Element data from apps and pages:
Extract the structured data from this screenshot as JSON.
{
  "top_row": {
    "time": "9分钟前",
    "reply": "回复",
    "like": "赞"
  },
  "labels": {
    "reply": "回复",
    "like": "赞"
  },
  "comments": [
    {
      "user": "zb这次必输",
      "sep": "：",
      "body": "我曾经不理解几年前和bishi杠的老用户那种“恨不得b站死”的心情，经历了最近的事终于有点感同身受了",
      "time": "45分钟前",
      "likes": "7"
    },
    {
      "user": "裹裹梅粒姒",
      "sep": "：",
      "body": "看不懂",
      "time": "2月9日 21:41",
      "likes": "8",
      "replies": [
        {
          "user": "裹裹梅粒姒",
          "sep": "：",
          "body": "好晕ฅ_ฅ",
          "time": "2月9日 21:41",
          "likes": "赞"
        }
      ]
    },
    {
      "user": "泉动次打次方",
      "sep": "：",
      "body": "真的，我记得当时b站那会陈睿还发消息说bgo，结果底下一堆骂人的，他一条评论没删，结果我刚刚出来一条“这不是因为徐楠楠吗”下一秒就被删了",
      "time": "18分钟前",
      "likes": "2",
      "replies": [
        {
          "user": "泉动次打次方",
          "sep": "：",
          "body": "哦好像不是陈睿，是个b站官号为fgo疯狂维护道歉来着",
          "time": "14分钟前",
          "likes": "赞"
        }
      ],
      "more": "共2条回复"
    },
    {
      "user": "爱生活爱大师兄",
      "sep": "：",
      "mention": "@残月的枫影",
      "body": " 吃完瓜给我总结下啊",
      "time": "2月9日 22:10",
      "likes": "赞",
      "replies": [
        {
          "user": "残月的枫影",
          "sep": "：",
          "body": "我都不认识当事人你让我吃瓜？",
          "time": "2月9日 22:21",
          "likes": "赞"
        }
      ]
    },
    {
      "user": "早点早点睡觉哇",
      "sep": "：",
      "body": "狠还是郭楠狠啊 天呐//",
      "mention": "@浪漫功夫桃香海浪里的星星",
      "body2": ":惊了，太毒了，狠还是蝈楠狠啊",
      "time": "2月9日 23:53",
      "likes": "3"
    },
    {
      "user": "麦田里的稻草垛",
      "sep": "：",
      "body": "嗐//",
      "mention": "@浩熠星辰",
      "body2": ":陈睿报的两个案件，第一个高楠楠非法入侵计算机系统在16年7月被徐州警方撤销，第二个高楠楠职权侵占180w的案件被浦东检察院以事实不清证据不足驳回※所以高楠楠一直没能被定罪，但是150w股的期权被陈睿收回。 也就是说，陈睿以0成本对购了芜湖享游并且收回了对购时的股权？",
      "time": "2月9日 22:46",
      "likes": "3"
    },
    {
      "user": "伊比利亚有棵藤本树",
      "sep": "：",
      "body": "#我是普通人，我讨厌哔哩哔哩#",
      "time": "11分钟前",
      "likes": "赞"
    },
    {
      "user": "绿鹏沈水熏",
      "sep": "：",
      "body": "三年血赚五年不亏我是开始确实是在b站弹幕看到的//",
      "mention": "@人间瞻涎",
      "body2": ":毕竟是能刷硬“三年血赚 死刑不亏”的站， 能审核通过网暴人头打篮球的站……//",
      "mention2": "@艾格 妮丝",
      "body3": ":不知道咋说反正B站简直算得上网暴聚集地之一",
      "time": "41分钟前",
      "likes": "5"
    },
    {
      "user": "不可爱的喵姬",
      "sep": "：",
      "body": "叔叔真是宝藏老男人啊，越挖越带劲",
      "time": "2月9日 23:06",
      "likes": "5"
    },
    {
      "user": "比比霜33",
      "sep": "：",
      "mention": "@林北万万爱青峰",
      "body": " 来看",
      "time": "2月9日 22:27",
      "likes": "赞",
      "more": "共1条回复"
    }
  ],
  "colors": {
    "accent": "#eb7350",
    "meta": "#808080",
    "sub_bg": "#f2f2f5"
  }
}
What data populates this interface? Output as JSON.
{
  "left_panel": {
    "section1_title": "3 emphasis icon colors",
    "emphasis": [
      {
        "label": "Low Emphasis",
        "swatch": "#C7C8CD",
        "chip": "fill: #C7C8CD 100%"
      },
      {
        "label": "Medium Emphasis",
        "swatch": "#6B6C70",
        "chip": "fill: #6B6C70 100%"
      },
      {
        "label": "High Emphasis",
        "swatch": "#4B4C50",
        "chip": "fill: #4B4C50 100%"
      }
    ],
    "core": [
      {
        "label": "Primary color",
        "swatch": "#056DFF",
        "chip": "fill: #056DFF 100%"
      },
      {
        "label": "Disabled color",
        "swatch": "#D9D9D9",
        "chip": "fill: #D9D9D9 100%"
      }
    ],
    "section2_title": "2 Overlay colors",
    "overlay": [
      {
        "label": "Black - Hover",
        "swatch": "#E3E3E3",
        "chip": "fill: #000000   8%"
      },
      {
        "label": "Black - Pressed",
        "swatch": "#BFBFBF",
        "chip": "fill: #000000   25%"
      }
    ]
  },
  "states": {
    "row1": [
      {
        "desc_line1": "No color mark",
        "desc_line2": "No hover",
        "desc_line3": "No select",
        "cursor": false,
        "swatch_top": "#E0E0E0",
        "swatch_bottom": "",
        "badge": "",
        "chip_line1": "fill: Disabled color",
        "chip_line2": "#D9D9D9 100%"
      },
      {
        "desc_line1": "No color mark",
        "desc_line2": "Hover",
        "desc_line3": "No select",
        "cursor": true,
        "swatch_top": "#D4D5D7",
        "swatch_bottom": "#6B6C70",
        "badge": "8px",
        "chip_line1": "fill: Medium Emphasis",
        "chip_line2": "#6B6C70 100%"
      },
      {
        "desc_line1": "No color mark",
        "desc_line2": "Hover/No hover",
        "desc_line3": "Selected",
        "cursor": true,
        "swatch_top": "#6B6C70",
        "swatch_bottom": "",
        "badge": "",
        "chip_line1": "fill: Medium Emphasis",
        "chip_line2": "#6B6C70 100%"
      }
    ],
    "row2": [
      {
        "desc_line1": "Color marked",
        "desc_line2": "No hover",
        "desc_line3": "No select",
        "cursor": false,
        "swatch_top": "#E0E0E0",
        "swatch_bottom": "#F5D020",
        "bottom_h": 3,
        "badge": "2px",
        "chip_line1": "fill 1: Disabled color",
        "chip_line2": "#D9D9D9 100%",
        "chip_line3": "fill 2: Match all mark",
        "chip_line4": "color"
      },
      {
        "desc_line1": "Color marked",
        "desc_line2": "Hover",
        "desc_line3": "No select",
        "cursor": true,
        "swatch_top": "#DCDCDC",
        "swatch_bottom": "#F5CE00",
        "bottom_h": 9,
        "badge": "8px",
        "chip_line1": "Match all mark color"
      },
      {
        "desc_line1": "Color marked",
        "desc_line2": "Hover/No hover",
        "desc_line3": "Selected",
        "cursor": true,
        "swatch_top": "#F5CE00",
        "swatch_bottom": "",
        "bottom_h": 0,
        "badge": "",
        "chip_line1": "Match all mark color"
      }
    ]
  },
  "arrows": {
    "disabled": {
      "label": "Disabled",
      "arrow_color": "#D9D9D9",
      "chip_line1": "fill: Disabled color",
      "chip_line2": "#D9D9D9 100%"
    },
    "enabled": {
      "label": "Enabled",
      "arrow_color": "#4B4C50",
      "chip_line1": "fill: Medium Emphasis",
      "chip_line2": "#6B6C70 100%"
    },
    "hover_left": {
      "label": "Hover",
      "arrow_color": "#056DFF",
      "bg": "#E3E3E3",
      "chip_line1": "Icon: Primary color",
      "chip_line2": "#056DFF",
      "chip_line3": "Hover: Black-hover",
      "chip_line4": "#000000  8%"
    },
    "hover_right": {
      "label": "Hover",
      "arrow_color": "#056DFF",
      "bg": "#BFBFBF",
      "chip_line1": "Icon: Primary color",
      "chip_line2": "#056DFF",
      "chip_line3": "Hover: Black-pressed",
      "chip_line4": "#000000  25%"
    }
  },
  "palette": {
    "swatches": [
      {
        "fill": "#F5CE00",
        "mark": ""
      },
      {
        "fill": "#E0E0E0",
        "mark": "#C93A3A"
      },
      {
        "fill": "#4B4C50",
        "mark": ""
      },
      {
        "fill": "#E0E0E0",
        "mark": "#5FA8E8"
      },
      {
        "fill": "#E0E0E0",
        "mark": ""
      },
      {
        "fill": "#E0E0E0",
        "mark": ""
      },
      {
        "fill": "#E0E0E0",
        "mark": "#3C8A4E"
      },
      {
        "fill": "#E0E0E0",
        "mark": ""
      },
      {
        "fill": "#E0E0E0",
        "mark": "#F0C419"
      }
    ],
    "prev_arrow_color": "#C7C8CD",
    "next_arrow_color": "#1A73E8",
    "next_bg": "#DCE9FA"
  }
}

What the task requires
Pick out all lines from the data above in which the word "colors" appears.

Response to this task
  "colors": {
    "section1_title": "3 emphasis icon colors",
    "section2_title": "2 Overlay colors",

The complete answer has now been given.